We brought him home on September 28, 2013. He was four days old, and we were out of practice with all things baby. Never mind that…it really is like riding a bike…you don’t forget how to pedal, but you do forget how tired it makes you when you’re pedaling 24/7.
Our post-placement visit happened on October 24, 2012, on his one month birthday…also the day we requested the finalization application from our local juvenile court office. We got it, filled it out, sent it in (along with our identification documentation), and waited. The paralegal assigned to our case called fairly shortly thereafter to schedule an appointment to sign the documents and present (yet again) our certified identification information.
Once everything was signed, the juvenile court office could start requesting the documents from our agency. Since our entire file had been previously presented to CPS, it puzzles me why it could not be then passed to juvenile court, but I don’t work in government (Thank God!), and I clearly don’t understand the convoluted, complicated way that government works. But I digress… The day we signed our application was also the day that our paralegal submitted a motion to expedite our paperwork, since our home study expiration date was looming…in four(ish) months…which in government time, is basically tomorrow.
We also got the sheaf of paperwork from our agency to fill out (again). Here again I wonder why, as they had all the information already, and CPS had received it once already, and the process could have been expedited by eliminating this repetition. But I digress…
In the midst of this, we went out of town, forgot to take the paperwork with us, so came home to 1) a notice that our court date was set for March 6, 2014, and 2) our paperwork needed to be filled out and returned to our agency YESTERDAY. It was also at this point (less than three weeks prior to our court date) that the agency told us that CPS must approve us again. I thought that was behind us, but no. So I scrambled, got the paperwork completed that day, and it was hand delivered by a sweet, sweet friend that evening.
When I called our agency the next day, I spoke with the president/director. If there is anything you might not want to leave a lasting impression with clients, it is a snippy attitude from the big boss, but that is exactly what happened. She confirmed receipt of the paperwork, but stated that it was unlikely that we would make our court date, that we would probably have a continuance, because it was not probable that CPS would rubber stamp our paperwork in time for our hearing. This ticked me off.
Just a note…good customer service needs to start at the top.

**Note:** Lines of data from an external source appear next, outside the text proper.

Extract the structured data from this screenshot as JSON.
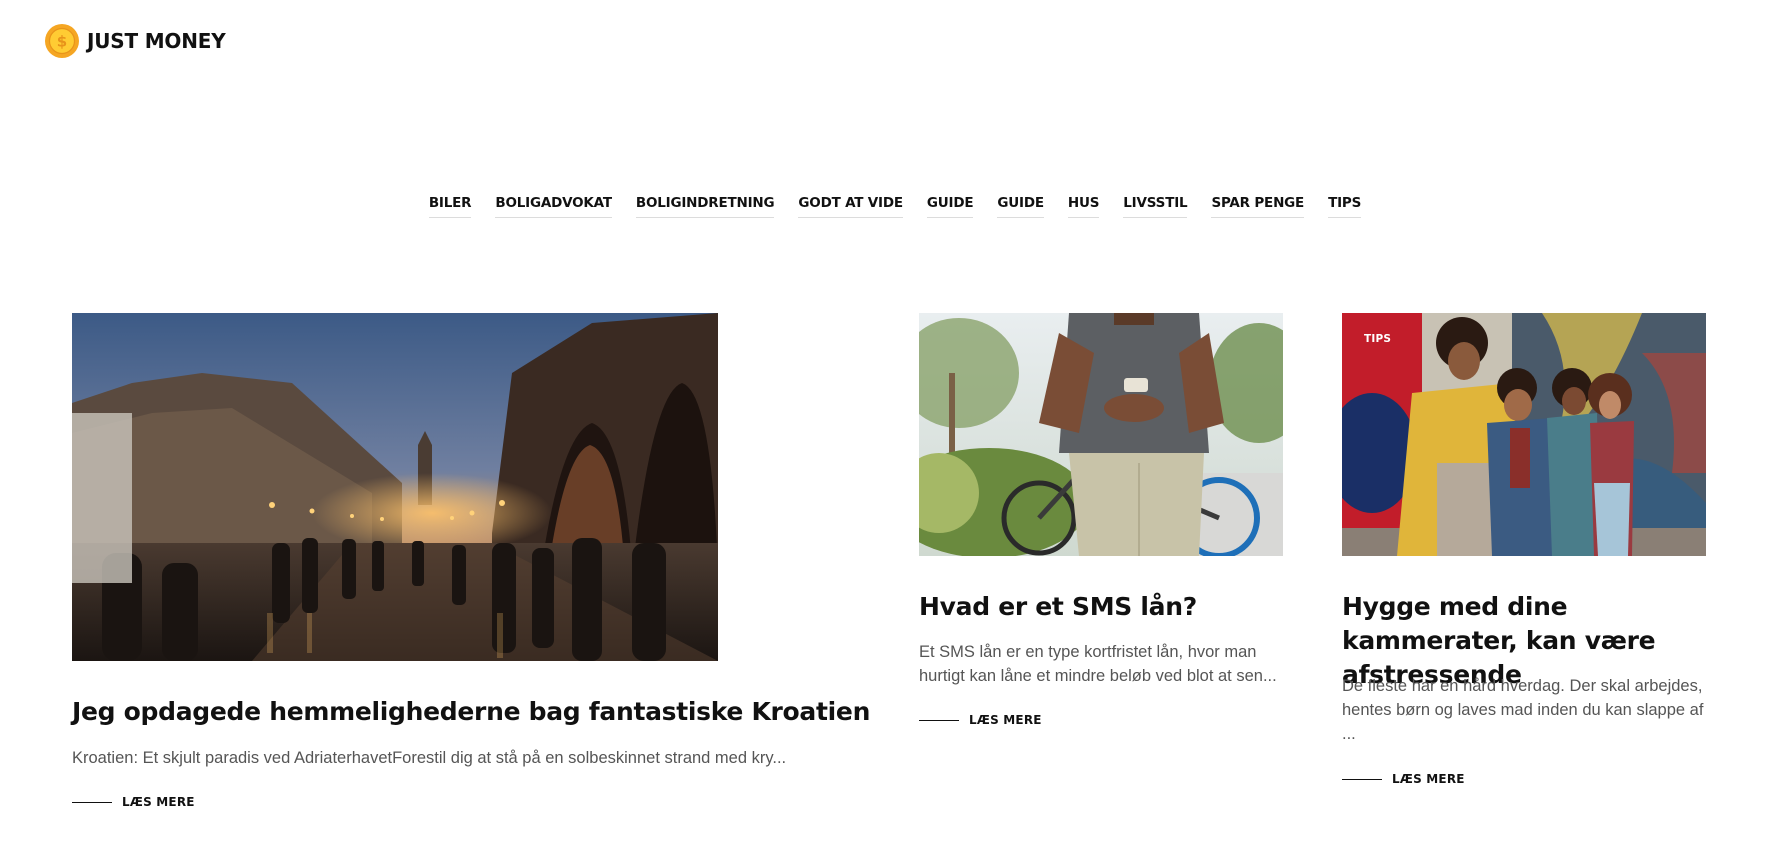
{
  "site": {
    "name": "JUST MONEY",
    "logo_icon": "dollar-coin-icon",
    "logo_symbol": "$",
    "colors": {
      "coin_outer": "#f5a623",
      "coin_inner": "#ffcc33",
      "text": "#111111",
      "excerpt": "#555555"
    }
  },
  "nav": {
    "items": [
      {
        "label": "BILER"
      },
      {
        "label": "BOLIGADVOKAT"
      },
      {
        "label": "BOLIGINDRETNING"
      },
      {
        "label": "GODT AT VIDE"
      },
      {
        "label": "GUIDE"
      },
      {
        "label": "GUIDE"
      },
      {
        "label": "HUS"
      },
      {
        "label": "LIVSSTIL"
      },
      {
        "label": "SPAR PENGE"
      },
      {
        "label": "TIPS"
      }
    ]
  },
  "articles": [
    {
      "title": "Jeg opdagede hemmelighederne bag fantastiske Kroatien",
      "excerpt": "Kroatien: Et skjult paradis ved AdriaterhavetForestil dig at stå på en solbeskinnet strand med kry...",
      "read_more": "LÆS MERE",
      "image": "dubrovnik-evening-street"
    },
    {
      "tag": "",
      "title": "Hvad er et SMS lån?",
      "excerpt": "Et SMS lån er en type kortfristet lån, hvor man hurtigt kan låne et mindre beløb ved blot at sen...",
      "read_more": "LÆS MERE",
      "image": "man-with-phone-and-bicycle"
    },
    {
      "tag": "TIPS",
      "title": "Hygge med dine kammerater, kan være afstressende",
      "excerpt": "De fleste har en hård hverdag. Der skal arbejdes, hentes børn og laves mad inden du kan slappe af ...",
      "read_more": "LÆS MERE",
      "image": "friends-by-graffiti-wall"
    }
  ]
}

Giving clients – in particular, paying adoptive parent clients – attitude,
right at the end of your otherwise good relationship with them, does not

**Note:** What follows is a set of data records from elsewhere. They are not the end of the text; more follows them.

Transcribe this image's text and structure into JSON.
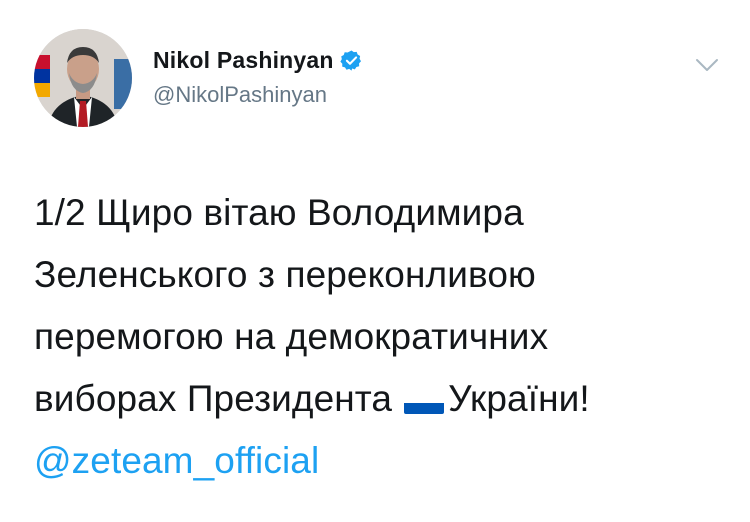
{
  "author": {
    "display_name": "Nikol Pashinyan",
    "handle": "@NikolPashinyan",
    "verified": true
  },
  "icons": {
    "verified": "verified-badge-icon",
    "caret": "chevron-down-icon",
    "flag": "ukraine-flag-icon"
  },
  "colors": {
    "link": "#1da1f2",
    "verified": "#1da1f2",
    "text": "#14171a",
    "secondary": "#657786",
    "flag_blue": "#0057b7",
    "flag_yellow": "#ffd700"
  },
  "tweet": {
    "line1": "1/2 Щиро вітаю Володимира",
    "line2": "Зеленського з переконливою",
    "line3": "перемогою на демократичних",
    "line4_before": "виборах Президента",
    "line4_after": "України!",
    "mention": "@zeteam_official"
  }
}
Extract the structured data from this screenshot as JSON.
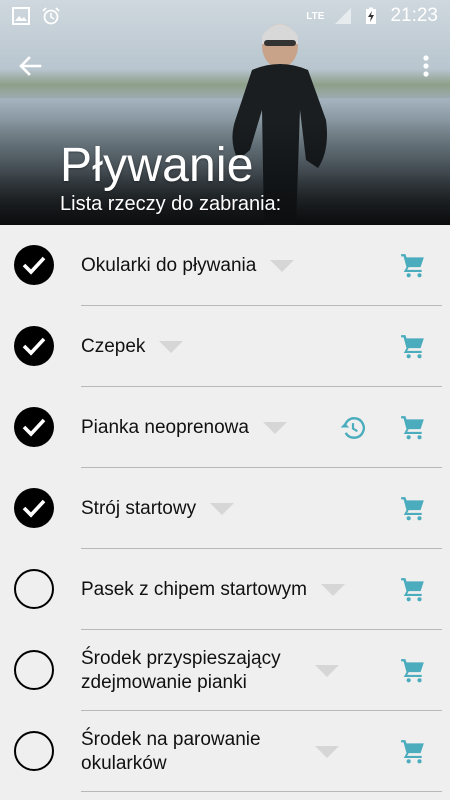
{
  "statusbar": {
    "time": "21:23",
    "network_label": "LTE",
    "icons": [
      "image-icon",
      "alarm-icon",
      "signal-icon",
      "battery-charging-icon"
    ]
  },
  "toolbar": {
    "back_icon": "arrow-back-icon",
    "overflow_icon": "more-vert-icon"
  },
  "header": {
    "title": "Pływanie",
    "subtitle": "Lista rzeczy do zabrania:"
  },
  "colors": {
    "accent": "#4aacbd",
    "check": "#000000",
    "divider": "#b8b8b8",
    "background": "#efefef"
  },
  "items": [
    {
      "label": "Okularki do pływania",
      "checked": true,
      "has_history": false
    },
    {
      "label": "Czepek",
      "checked": true,
      "has_history": false
    },
    {
      "label": "Pianka neoprenowa",
      "checked": true,
      "has_history": true
    },
    {
      "label": "Strój startowy",
      "checked": true,
      "has_history": false
    },
    {
      "label": "Pasek z chipem startowym",
      "checked": false,
      "has_history": false
    },
    {
      "label": "Środek przyspieszający zdejmowanie pianki",
      "checked": false,
      "has_history": false
    },
    {
      "label": "Środek na parowanie okularków",
      "checked": false,
      "has_history": false
    }
  ]
}
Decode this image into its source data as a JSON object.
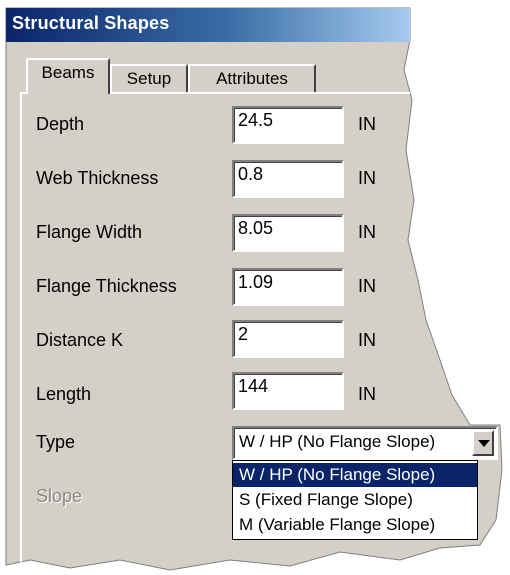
{
  "window": {
    "title": "Structural Shapes"
  },
  "tabs": [
    {
      "label": "Beams",
      "active": true
    },
    {
      "label": "Setup",
      "active": false
    },
    {
      "label": "Attributes",
      "active": false
    }
  ],
  "fields": [
    {
      "label": "Depth",
      "value": "24.5",
      "unit": "IN"
    },
    {
      "label": "Web Thickness",
      "value": "0.8",
      "unit": "IN"
    },
    {
      "label": "Flange Width",
      "value": "8.05",
      "unit": "IN"
    },
    {
      "label": "Flange Thickness",
      "value": "1.09",
      "unit": "IN"
    },
    {
      "label": "Distance K",
      "value": "2",
      "unit": "IN"
    },
    {
      "label": "Length",
      "value": "144",
      "unit": "IN"
    }
  ],
  "type_select": {
    "label": "Type",
    "selected": "W / HP (No Flange Slope)",
    "options": [
      "W / HP (No Flange Slope)",
      "S (Fixed Flange Slope)",
      "M (Variable Flange Slope)"
    ]
  },
  "slope": {
    "label": "Slope",
    "disabled": true
  },
  "colors": {
    "panel": "#d4d0c8",
    "titlebar_start": "#0a246a",
    "titlebar_end": "#a6caf0",
    "selection": "#0a246a"
  }
}
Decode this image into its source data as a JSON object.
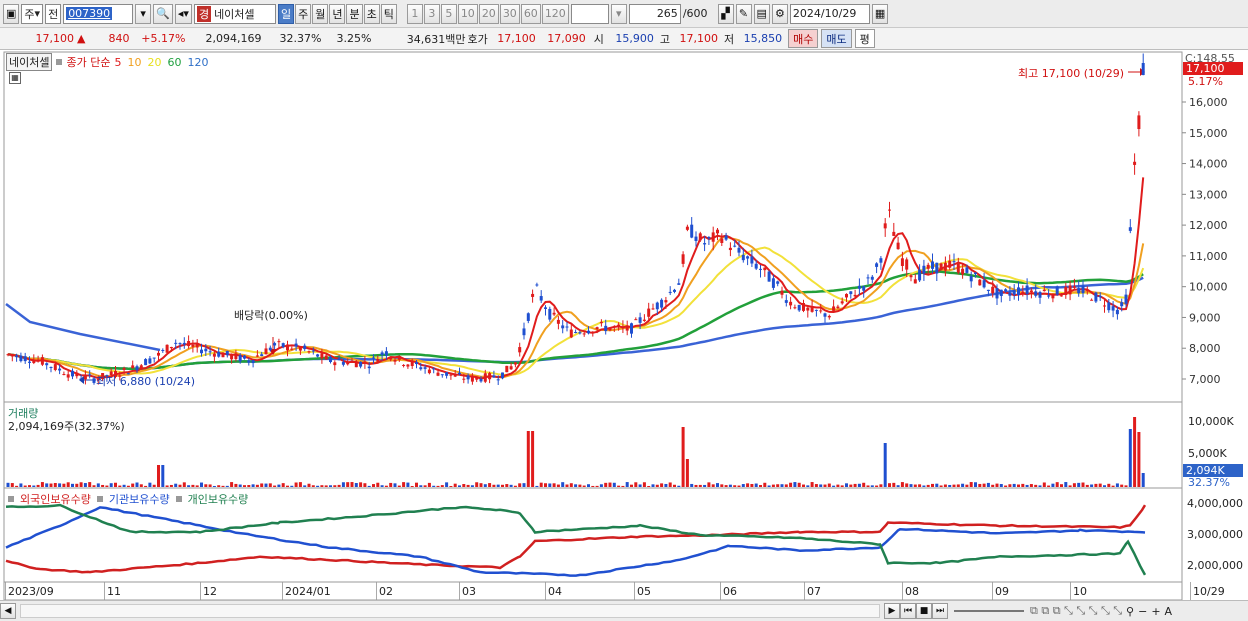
{
  "toolbar": {
    "market": "주",
    "type": "전",
    "code": "007390",
    "name_badge": "경",
    "name": "네이처셀",
    "periods": [
      "일",
      "주",
      "월",
      "년",
      "분",
      "초",
      "틱"
    ],
    "selected_period": "일",
    "intervals": [
      "1",
      "3",
      "5",
      "10",
      "20",
      "30",
      "60",
      "120"
    ],
    "count": "265",
    "count_max": "/600",
    "date": "2024/10/29"
  },
  "quote": {
    "price": "17,100",
    "arrow": "▲",
    "change": "840",
    "change_pct": "+5.17%",
    "volume": "2,094,169",
    "turnover": "32.37%",
    "ratio": "3.25%",
    "amount": "34,631백만",
    "bid_label": "호가",
    "ask": "17,100",
    "bid": "17,090",
    "open_label": "시",
    "open": "15,900",
    "high_label": "고",
    "high": "17,100",
    "low_label": "저",
    "low": "15,850",
    "buy_label": "매수",
    "sell_label": "매도",
    "eval_label": "평"
  },
  "legend": {
    "title": "네이처셀",
    "ma_label": "종가 단순",
    "ma_periods": [
      "5",
      "10",
      "20",
      "60",
      "120"
    ],
    "ma_colors": [
      "#e01c1c",
      "#f0a020",
      "#e8e020",
      "#20a040",
      "#3070c8"
    ]
  },
  "annotations": {
    "high": "최고 17,100 (10/29)",
    "low": "최저 6,880 (10/24)",
    "dividend": "배당락(0.00%)",
    "right_top": "C:148.55",
    "right_price": "17,100",
    "right_pct": "5.17%"
  },
  "volume_panel": {
    "title": "거래량",
    "value": "2,094,169주(32.37%)",
    "ticks": [
      "10,000K",
      "5,000K"
    ],
    "current": "2,094K",
    "current_pct": "32.37%"
  },
  "holding_panel": {
    "titles": [
      "외국인보유수량",
      "기관보유수량",
      "개인보유수량"
    ],
    "title_colors": [
      "#d02020",
      "#2050d0",
      "#208050"
    ],
    "ticks": [
      "4,000,000",
      "3,000,000",
      "2,000,000"
    ]
  },
  "chart_data": {
    "type": "candlestick",
    "x_axis_labels": [
      "2023/09",
      "11",
      "12",
      "2024/01",
      "02",
      "03",
      "04",
      "05",
      "06",
      "07",
      "08",
      "09",
      "10",
      "10/29"
    ],
    "y_axis_ticks": [
      "16,000",
      "15,000",
      "14,000",
      "13,000",
      "12,000",
      "11,000",
      "10,000",
      "9,000",
      "8,000",
      "7,000"
    ],
    "close_approx": [
      {
        "date": "2023/09",
        "close": 7800
      },
      {
        "date": "2023/10",
        "close": 7100
      },
      {
        "date": "2023/11",
        "close": 8100
      },
      {
        "date": "2023/12",
        "close": 7800
      },
      {
        "date": "2024/01",
        "close": 8100
      },
      {
        "date": "2024/02",
        "close": 7600
      },
      {
        "date": "2024/03",
        "close": 7000
      },
      {
        "date": "2024/04",
        "close": 8600
      },
      {
        "date": "2024/05",
        "close": 8900
      },
      {
        "date": "2024/06",
        "close": 11500
      },
      {
        "date": "2024/07",
        "close": 9200
      },
      {
        "date": "2024/08",
        "close": 10600
      },
      {
        "date": "2024/09",
        "close": 9800
      },
      {
        "date": "2024/10",
        "close": 9300
      },
      {
        "date": "2024/10/29",
        "close": 17100
      }
    ]
  },
  "bottom_bar": {
    "nav": [
      "◀",
      "▶",
      "⏮",
      "■",
      "⏭"
    ],
    "zoom": [
      "−",
      "+",
      "A"
    ]
  }
}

bode well for a recommendation from us to other potential adoptive parents.
I asked her if there was a contact person at CPS that she, or we, could call to try and rush the paperwork through so we would not end up with a continuance, which would force us to renew our home study (and potentially cost us a lot of additional money). No, she did not have a contact person. What about a phone number? No, CPS doesn’t have a phone. Yes, those words were actually uttered to me. I know she meant that they did not have access by phone to CPS, but seriously…some basic kindness would have been nice.

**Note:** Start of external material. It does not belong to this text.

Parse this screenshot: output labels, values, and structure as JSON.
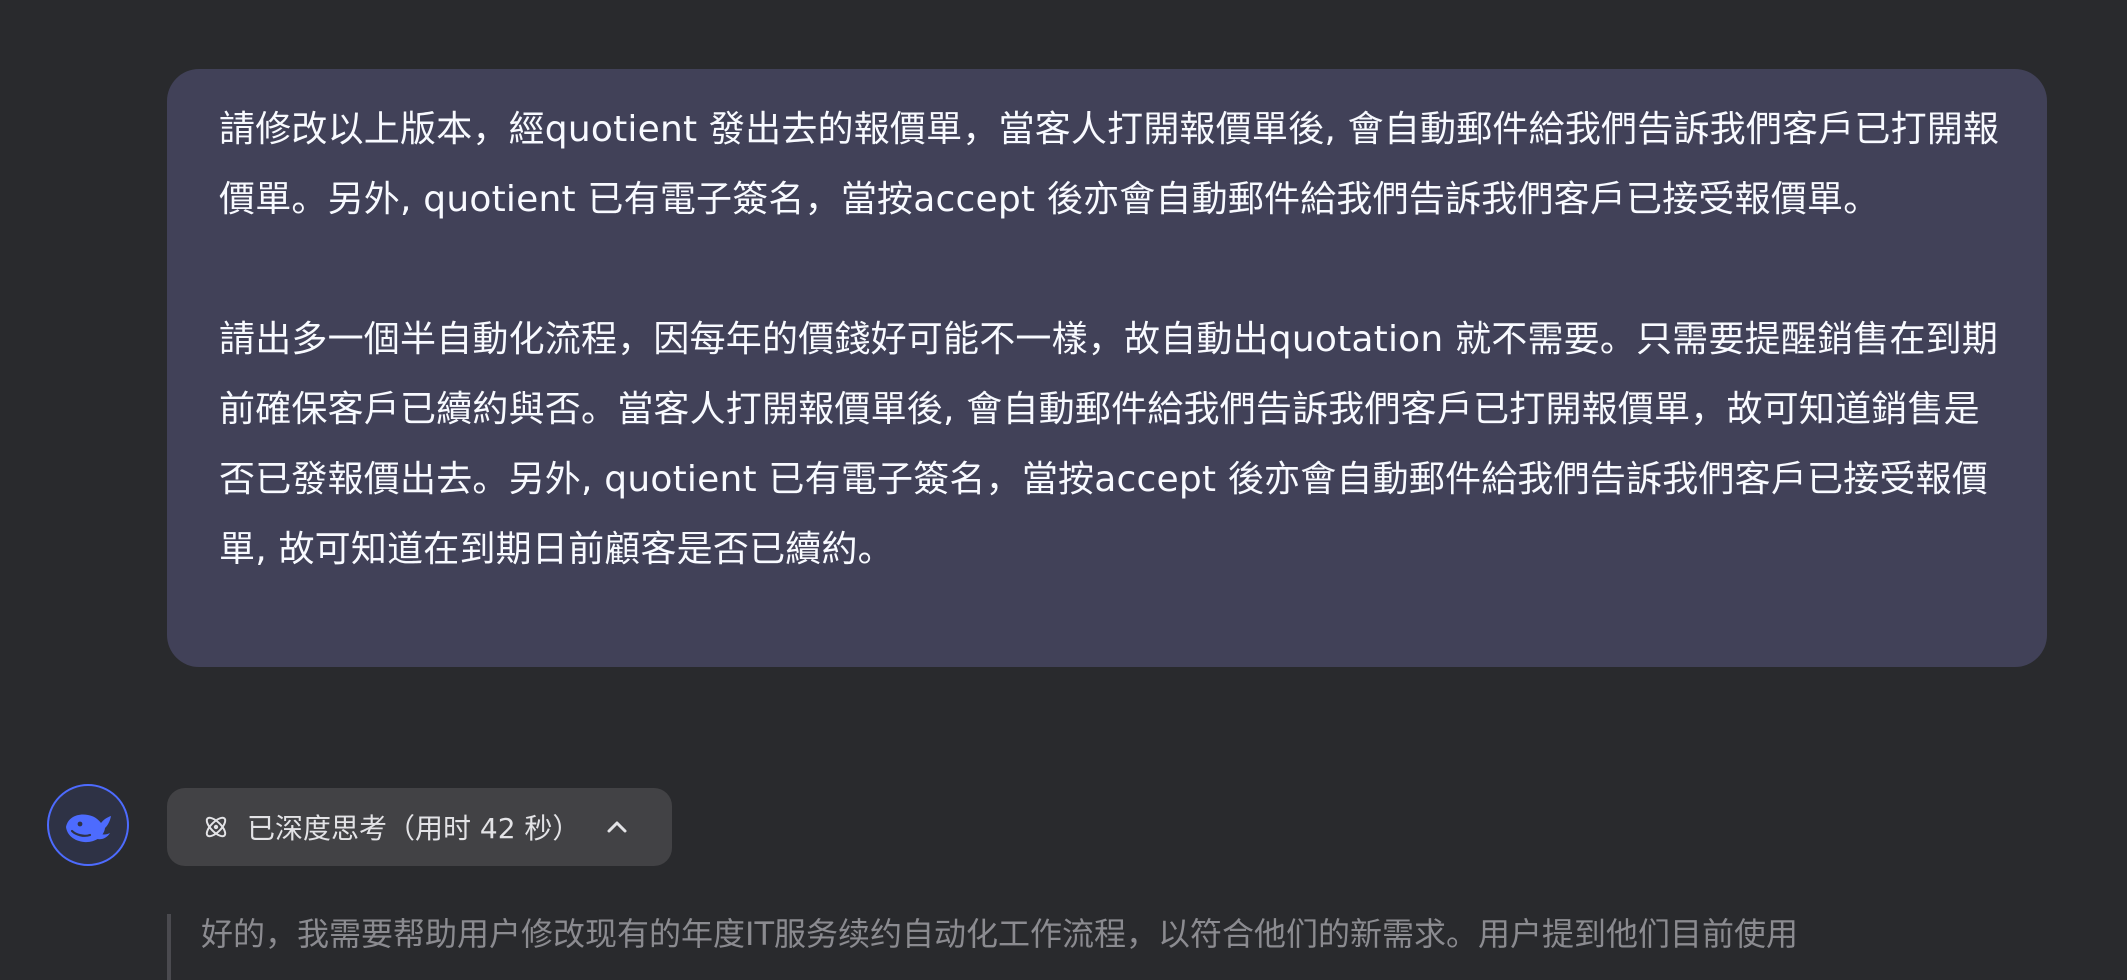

Here is where the angel of a paralegal (whom I previous mentioned) came into play. She did have a contact number. She could call and try to push the file to the top of the pile and get our rubber stamp. She could and she did. Within a couple of days.
Our hearing went without a hitch. Our parents were able to attend, along with our birth mom’s social worker, with whom we had become friends by this time. It was quick, and fun, and our (now two) sons got to sit in the judge’s chair for pictures. We are finished, and this month we will get a new birth certificate with his new name and my husband and me listed as his parents.
There are many, many, many things our agency did right. This last detail, the one that would make our final memory of them a positive one, was not one of those things they did right. I hope this is not the case for any other adoptive family. Ultimately it doesn’t matter, because the outcome was perfect, but it is part of our story.